    1. Select the Pen tool.

    2. We’re starting with a straight segment, which is dead easy, so click once for your starting point (don’t drag) and the click again to put down your second anchor.

    3. Now we’re going into a curve. When you move the pointer over the last anchor point, the cursor changes to show what looks like an upside down “v”. This indicates that you are going to convert the point from being a straight point to a curved point. Click and drag upwards in one motion to start the curve. Then click and drag downwards to create your next anchor point and finish the curve you started.


    Now we need another curve. However you will find that if you simply click and drag a new point, it is not going to go where you want.
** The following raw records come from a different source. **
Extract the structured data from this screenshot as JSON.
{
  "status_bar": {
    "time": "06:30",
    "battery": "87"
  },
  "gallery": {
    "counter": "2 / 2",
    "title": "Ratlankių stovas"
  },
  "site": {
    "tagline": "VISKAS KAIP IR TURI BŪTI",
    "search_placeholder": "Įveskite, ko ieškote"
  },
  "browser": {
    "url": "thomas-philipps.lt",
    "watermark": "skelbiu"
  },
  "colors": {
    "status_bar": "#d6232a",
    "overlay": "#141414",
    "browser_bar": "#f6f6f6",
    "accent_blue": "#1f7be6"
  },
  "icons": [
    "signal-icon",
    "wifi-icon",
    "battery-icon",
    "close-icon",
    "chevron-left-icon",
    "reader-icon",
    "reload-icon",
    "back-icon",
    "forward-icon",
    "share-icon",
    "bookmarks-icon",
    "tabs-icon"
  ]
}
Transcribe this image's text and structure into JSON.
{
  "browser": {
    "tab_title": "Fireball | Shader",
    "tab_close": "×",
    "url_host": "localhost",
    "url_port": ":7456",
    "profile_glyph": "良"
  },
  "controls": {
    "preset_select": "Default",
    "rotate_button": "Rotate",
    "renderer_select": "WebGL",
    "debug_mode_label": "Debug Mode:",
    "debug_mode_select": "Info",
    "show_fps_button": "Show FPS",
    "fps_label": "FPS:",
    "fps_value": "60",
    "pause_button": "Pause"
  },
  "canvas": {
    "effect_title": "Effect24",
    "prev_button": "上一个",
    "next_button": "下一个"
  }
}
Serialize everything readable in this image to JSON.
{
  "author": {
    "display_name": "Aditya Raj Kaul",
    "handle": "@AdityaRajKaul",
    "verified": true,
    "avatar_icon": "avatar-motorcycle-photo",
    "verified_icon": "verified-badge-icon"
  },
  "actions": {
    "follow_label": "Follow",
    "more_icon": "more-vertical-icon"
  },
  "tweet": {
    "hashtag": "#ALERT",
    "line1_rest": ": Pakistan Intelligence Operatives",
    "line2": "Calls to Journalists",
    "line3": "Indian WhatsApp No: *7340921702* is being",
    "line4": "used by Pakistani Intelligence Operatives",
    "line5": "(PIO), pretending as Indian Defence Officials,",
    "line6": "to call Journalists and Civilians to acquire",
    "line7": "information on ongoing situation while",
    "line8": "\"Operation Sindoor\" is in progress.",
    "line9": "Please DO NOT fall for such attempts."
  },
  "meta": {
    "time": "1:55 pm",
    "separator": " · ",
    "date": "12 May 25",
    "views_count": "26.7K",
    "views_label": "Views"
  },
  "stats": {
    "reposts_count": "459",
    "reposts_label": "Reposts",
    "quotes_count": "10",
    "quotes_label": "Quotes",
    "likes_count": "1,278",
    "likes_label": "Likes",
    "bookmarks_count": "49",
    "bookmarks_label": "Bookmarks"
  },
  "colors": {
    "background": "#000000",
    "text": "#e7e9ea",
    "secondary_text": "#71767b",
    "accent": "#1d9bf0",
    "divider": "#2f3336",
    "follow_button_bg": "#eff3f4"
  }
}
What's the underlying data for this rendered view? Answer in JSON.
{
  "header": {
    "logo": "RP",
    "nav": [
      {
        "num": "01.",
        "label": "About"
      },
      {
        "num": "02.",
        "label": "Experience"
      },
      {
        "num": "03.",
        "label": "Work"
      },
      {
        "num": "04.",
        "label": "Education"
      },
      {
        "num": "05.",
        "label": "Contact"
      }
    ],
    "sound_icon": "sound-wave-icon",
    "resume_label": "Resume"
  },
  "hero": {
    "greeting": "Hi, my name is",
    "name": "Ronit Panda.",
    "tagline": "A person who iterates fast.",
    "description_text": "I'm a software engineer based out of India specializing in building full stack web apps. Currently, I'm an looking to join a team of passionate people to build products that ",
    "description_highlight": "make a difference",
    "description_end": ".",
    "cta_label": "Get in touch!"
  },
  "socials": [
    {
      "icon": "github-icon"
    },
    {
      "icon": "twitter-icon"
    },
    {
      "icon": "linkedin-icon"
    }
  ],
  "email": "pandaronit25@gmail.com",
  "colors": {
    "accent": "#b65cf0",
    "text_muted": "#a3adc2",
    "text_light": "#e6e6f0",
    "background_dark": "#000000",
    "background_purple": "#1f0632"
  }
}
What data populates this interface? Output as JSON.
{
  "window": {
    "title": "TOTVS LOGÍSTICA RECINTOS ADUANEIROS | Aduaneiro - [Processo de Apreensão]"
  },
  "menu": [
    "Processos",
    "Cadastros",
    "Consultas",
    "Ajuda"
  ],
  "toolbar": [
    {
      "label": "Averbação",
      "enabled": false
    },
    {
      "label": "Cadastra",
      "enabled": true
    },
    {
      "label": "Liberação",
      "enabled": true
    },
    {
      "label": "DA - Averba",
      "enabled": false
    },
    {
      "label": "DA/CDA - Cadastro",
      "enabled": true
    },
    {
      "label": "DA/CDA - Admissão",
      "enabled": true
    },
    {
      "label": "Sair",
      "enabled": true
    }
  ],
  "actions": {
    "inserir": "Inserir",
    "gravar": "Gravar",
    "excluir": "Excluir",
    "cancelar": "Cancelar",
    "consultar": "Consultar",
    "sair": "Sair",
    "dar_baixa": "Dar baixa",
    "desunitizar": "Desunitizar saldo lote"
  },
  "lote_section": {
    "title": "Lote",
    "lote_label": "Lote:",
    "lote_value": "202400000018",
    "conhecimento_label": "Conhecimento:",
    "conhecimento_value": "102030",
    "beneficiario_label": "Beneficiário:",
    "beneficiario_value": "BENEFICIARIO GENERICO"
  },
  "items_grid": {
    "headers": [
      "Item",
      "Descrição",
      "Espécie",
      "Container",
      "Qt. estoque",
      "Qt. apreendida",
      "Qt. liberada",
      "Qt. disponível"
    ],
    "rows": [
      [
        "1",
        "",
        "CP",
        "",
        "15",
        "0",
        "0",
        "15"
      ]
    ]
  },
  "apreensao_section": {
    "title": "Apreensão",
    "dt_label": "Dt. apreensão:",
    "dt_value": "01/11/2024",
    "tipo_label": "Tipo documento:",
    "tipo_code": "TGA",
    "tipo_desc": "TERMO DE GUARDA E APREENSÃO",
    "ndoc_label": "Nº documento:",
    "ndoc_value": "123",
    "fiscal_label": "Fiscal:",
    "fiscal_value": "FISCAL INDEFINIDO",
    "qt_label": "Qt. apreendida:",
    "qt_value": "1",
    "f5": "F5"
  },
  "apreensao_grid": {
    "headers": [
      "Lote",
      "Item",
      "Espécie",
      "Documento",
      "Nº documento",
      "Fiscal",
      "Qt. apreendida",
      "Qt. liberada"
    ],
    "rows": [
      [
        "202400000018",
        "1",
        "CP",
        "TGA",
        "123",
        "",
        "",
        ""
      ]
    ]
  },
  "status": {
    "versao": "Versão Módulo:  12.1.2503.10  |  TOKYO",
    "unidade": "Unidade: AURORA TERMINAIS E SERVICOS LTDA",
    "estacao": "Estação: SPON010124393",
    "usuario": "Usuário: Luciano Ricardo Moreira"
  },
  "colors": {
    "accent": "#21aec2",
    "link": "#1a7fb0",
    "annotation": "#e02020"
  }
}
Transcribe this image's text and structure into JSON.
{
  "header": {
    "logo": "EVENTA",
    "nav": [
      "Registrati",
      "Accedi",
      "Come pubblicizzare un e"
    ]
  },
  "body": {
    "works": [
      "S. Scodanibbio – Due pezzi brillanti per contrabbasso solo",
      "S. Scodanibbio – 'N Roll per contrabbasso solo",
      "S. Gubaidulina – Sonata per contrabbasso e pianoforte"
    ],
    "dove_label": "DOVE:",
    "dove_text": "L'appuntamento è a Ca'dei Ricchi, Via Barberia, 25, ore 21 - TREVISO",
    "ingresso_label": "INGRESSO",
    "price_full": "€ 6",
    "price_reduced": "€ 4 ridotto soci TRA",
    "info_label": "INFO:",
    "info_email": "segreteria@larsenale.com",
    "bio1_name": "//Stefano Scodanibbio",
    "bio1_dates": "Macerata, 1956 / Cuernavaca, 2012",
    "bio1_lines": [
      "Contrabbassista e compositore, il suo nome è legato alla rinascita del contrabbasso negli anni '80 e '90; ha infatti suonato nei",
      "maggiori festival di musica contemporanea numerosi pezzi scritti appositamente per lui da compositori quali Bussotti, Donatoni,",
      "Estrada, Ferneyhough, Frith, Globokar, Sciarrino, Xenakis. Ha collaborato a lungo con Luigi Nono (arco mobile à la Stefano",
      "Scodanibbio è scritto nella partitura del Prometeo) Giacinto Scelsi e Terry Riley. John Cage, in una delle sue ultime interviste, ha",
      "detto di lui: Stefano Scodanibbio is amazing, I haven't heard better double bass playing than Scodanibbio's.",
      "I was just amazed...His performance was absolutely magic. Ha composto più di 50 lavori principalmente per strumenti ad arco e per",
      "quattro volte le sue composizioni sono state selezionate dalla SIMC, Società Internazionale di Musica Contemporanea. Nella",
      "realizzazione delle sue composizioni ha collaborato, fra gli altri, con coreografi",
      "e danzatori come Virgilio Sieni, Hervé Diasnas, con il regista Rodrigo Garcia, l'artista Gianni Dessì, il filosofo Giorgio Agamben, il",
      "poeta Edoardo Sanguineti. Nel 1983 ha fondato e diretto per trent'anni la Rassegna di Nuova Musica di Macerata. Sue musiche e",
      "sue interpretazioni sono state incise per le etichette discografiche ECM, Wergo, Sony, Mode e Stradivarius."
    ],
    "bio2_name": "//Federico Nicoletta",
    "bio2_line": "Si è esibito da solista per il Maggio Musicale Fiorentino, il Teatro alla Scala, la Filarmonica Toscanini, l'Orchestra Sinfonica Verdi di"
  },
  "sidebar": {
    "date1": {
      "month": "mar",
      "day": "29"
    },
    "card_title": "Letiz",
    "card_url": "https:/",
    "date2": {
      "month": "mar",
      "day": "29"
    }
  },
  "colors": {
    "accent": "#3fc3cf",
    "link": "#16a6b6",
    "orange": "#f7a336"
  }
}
You might get something like this;


    Or something like this if you drag the opposite direction.


    4. To prevent this happening, we need to start a new curve by holding down Alt / Option + Clicking on the last anchor point. You will again see the little upside down “v”. Holding down Alt/Option, drag upwards to create a second curve going up. Then click and drag your next point down to complete the curve. You should have something that looks like this;


    5. Repeat step 4 to create a third “upwards” curve.


    6. To finish up, we need to convert from a curved point to a straight point. Once again, hold down Alt / Option and click once on your last anchor point, release the Alt/Option key and then click again to put down your last anchor point. You should now have made a path that looks like this;


    7. Ctrl / Cmd + click anywhere to complete the path.

    There is, of course, lots more to learn about the Pen tool, but at this stage lots of practice combining straight segments and curves will turn you into a Pen-jockey really quickly. I will be returning to this topic in the coming weeks and will show you some tips and tricks to speed up and refine your Pen tool usage. In the meantime, a really good way to practice combining curves and straight points with the pen tool is to try drawing the outlines of letters. Start with easy ones like I and Z, then try lowercase T, S, P and so on. This is an exercise I give to my classes and they find it useful.

    I hope you’ve found this series on Illustrator’s drawing tools useful.

    Are you new to the pen tool? Is it something you’ve been avoiding? What other tools would you like to know more about in Illustrator?

    Related Reading:

    Drawing In Illustrator, Part 1: The Line Tools
    Drawing In Illustrator, Part 2: The Shape Tools
    Drawing In Illustrator, Part 3: The Pencil & Smooth Tools
    Drawing In Illustrator, Part 4: The Pen Tool – Straight Lines